### Input records
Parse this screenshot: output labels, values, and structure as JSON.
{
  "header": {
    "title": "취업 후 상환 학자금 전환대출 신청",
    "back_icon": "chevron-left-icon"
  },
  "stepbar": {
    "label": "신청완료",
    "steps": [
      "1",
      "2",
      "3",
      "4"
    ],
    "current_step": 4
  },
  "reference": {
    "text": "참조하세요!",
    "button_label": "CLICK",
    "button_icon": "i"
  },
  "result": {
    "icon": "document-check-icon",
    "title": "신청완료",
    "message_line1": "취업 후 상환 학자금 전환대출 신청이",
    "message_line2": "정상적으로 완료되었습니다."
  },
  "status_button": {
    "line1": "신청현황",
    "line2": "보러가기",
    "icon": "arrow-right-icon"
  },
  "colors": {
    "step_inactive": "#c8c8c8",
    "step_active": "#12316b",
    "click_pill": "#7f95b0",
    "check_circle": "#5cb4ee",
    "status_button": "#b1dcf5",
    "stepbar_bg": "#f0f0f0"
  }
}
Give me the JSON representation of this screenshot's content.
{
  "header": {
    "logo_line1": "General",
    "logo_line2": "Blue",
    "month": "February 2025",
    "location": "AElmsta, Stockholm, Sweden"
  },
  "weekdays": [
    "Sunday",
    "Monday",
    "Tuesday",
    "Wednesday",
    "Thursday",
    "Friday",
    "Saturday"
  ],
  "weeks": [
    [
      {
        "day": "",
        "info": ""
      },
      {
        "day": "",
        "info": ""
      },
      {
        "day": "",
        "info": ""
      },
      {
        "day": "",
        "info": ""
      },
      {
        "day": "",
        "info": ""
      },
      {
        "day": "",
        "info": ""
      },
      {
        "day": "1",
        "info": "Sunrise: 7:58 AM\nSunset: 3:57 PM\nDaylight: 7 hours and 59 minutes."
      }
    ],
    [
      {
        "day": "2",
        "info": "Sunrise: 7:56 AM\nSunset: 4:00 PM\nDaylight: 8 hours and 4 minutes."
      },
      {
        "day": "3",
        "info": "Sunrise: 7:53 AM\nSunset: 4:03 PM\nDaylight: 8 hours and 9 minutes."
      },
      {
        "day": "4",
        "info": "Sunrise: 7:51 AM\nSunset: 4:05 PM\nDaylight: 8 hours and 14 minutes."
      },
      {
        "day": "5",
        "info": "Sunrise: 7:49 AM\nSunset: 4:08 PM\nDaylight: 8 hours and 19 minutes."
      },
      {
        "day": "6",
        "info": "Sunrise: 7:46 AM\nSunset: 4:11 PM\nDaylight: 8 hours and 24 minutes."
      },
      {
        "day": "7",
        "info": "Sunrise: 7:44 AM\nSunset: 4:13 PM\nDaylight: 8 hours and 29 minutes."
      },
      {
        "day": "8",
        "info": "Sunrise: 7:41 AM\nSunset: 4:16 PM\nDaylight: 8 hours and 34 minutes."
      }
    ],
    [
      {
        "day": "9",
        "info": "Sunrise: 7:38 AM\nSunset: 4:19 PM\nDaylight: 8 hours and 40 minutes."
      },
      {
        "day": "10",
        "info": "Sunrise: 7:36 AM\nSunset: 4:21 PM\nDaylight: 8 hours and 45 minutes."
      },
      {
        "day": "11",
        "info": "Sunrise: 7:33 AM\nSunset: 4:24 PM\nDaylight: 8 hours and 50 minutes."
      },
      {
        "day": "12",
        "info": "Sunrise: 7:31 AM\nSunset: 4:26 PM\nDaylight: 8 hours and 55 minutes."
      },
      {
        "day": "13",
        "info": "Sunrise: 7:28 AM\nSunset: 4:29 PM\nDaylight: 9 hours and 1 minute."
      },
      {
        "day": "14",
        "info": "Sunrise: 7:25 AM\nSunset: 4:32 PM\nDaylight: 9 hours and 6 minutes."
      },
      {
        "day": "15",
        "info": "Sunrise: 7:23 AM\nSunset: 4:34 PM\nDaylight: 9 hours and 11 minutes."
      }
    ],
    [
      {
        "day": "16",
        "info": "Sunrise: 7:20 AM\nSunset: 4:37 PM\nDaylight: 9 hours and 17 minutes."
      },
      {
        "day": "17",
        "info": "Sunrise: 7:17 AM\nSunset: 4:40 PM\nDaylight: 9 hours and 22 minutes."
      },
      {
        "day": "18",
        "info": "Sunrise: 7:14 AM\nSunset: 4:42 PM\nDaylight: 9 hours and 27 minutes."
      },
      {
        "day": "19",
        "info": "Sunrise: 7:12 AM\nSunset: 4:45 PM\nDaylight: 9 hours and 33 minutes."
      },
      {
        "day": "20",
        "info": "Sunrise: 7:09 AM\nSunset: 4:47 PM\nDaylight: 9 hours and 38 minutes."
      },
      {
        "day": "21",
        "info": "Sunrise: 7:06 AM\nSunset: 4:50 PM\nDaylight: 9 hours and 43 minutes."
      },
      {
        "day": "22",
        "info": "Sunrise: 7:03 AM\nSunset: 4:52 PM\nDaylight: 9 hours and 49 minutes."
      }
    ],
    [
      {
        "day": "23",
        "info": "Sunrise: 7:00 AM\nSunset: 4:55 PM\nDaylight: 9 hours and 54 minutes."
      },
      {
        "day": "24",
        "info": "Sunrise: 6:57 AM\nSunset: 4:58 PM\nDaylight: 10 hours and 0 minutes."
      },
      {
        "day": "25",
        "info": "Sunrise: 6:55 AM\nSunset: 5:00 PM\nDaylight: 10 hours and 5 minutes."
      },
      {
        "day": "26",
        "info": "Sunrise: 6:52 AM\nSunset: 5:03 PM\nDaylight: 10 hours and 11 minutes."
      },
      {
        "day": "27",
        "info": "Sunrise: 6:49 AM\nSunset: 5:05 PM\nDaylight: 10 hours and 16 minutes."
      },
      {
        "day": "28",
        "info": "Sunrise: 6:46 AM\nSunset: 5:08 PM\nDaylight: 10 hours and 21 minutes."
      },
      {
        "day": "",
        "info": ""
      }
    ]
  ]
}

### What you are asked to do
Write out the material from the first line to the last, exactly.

### Answer below
Parse this screenshot: output labels, values, and structure as JSON.
{
  "header": {
    "title": "취업 후 상환 학자금 전환대출 신청",
    "back_icon": "chevron-left-icon"
  },
  "stepbar": {
    "label": "신청완료",
    "steps": [
      "1",
      "2",
      "3",
      "4"
    ],
    "current_step": 4
  },
  "reference": {
    "text": "참조하세요!",
    "button_label": "CLICK",
    "button_icon": "i"
  },
  "result": {
    "icon": "document-check-icon",
    "title": "신청완료",
    "message_line1": "취업 후 상환 학자금 전환대출 신청이",
    "message_line2": "정상적으로 완료되었습니다."
  },
  "status_button": {
    "line1": "신청현황",
    "line2": "보러가기",
    "icon": "arrow-right-icon"
  },
  "colors": {
    "step_inactive": "#c8c8c8",
    "step_active": "#12316b",
    "click_pill": "#7f95b0",
    "check_circle": "#5cb4ee",
    "status_button": "#b1dcf5",
    "stepbar_bg": "#f0f0f0"
  }
}
Give me the JSON representation of this screenshot's content.
{
  "header": {
    "logo_line1": "General",
    "logo_line2": "Blue",
    "month": "February 2025",
    "location": "AElmsta, Stockholm, Sweden"
  },
  "weekdays": [
    "Sunday",
    "Monday",
    "Tuesday",
    "Wednesday",
    "Thursday",
    "Friday",
    "Saturday"
  ],
  "weeks": [
    [
      {
        "day": "",
        "info": ""
      },
      {
        "day": "",
        "info": ""
      },
      {
        "day": "",
        "info": ""
      },
      {
        "day": "",
        "info": ""
      },
      {
        "day": "",
        "info": ""
      },
      {
        "day": "",
        "info": ""
      },
      {
        "day": "1",
        "info": "Sunrise: 7:58 AM\nSunset: 3:57 PM\nDaylight: 7 hours and 59 minutes."
      }
    ],
    [
      {
        "day": "2",
        "info": "Sunrise: 7:56 AM\nSunset: 4:00 PM\nDaylight: 8 hours and 4 minutes."
      },
      {
        "day": "3",
        "info": "Sunrise: 7:53 AM\nSunset: 4:03 PM\nDaylight: 8 hours and 9 minutes."
      },
      {
        "day": "4",
        "info": "Sunrise: 7:51 AM\nSunset: 4:05 PM\nDaylight: 8 hours and 14 minutes."
      },
      {
        "day": "5",
        "info": "Sunrise: 7:49 AM\nSunset: 4:08 PM\nDaylight: 8 hours and 19 minutes."
      },
      {
        "day": "6",
        "info": "Sunrise: 7:46 AM\nSunset: 4:11 PM\nDaylight: 8 hours and 24 minutes."
      },
      {
        "day": "7",
        "info": "Sunrise: 7:44 AM\nSunset: 4:13 PM\nDaylight: 8 hours and 29 minutes."
      },
      {
        "day": "8",
        "info": "Sunrise: 7:41 AM\nSunset: 4:16 PM\nDaylight: 8 hours and 34 minutes."
      }
    ],
    [
      {
        "day": "9",
        "info": "Sunrise: 7:38 AM\nSunset: 4:19 PM\nDaylight: 8 hours and 40 minutes."
      },
      {
        "day": "10",
        "info": "Sunrise: 7:36 AM\nSunset: 4:21 PM\nDaylight: 8 hours and 45 minutes."
      },
      {
        "day": "11",
        "info": "Sunrise: 7:33 AM\nSunset: 4:24 PM\nDaylight: 8 hours and 50 minutes."
      },
      {
        "day": "12",
        "info": "Sunrise: 7:31 AM\nSunset: 4:26 PM\nDaylight: 8 hours and 55 minutes."
      },
      {
        "day": "13",
        "info": "Sunrise: 7:28 AM\nSunset: 4:29 PM\nDaylight: 9 hours and 1 minute."
      },
      {
        "day": "14",
        "info": "Sunrise: 7:25 AM\nSunset: 4:32 PM\nDaylight: 9 hours and 6 minutes."
      },
      {
        "day": "15",
        "info": "Sunrise: 7:23 AM\nSunset: 4:34 PM\nDaylight: 9 hours and 11 minutes."
      }
    ],
    [
      {
        "day": "16",
        "info": "Sunrise: 7:20 AM\nSunset: 4:37 PM\nDaylight: 9 hours and 17 minutes."
      },
      {
        "day": "17",
        "info": "Sunrise: 7:17 AM\nSunset: 4:40 PM\nDaylight: 9 hours and 22 minutes."
      },
      {
        "day": "18",
        "info": "Sunrise: 7:14 AM\nSunset: 4:42 PM\nDaylight: 9 hours and 27 minutes."
      },
      {
        "day": "19",
        "info": "Sunrise: 7:12 AM\nSunset: 4:45 PM\nDaylight: 9 hours and 33 minutes."
      },
      {
        "day": "20",
        "info": "Sunrise: 7:09 AM\nSunset: 4:47 PM\nDaylight: 9 hours and 38 minutes."
      },
      {
        "day": "21",
        "info": "Sunrise: 7:06 AM\nSunset: 4:50 PM\nDaylight: 9 hours and 43 minutes."
      },
      {
        "day": "22",
        "info": "Sunrise: 7:03 AM\nSunset: 4:52 PM\nDaylight: 9 hours and 49 minutes."
      }
    ],
    [
      {
        "day": "23",
        "info": "Sunrise: 7:00 AM\nSunset: 4:55 PM\nDaylight: 9 hours and 54 minutes."
      },
      {
        "day": "24",
        "info": "Sunrise: 6:57 AM\nSunset: 4:58 PM\nDaylight: 10 hours and 0 minutes."
      },
      {
        "day": "25",
        "info": "Sunrise: 6:55 AM\nSunset: 5:00 PM\nDaylight: 10 hours and 5 minutes."
      },
      {
        "day": "26",
        "info": "Sunrise: 6:52 AM\nSunset: 5:03 PM\nDaylight: 10 hours and 11 minutes."
      },
      {
        "day": "27",
        "info": "Sunrise: 6:49 AM\nSunset: 5:05 PM\nDaylight: 10 hours and 16 minutes."
      },
      {
        "day": "28",
        "info": "Sunrise: 6:46 AM\nSunset: 5:08 PM\nDaylight: 10 hours and 21 minutes."
      },
      {
        "day": "",
        "info": ""
      }
    ]
  ]
}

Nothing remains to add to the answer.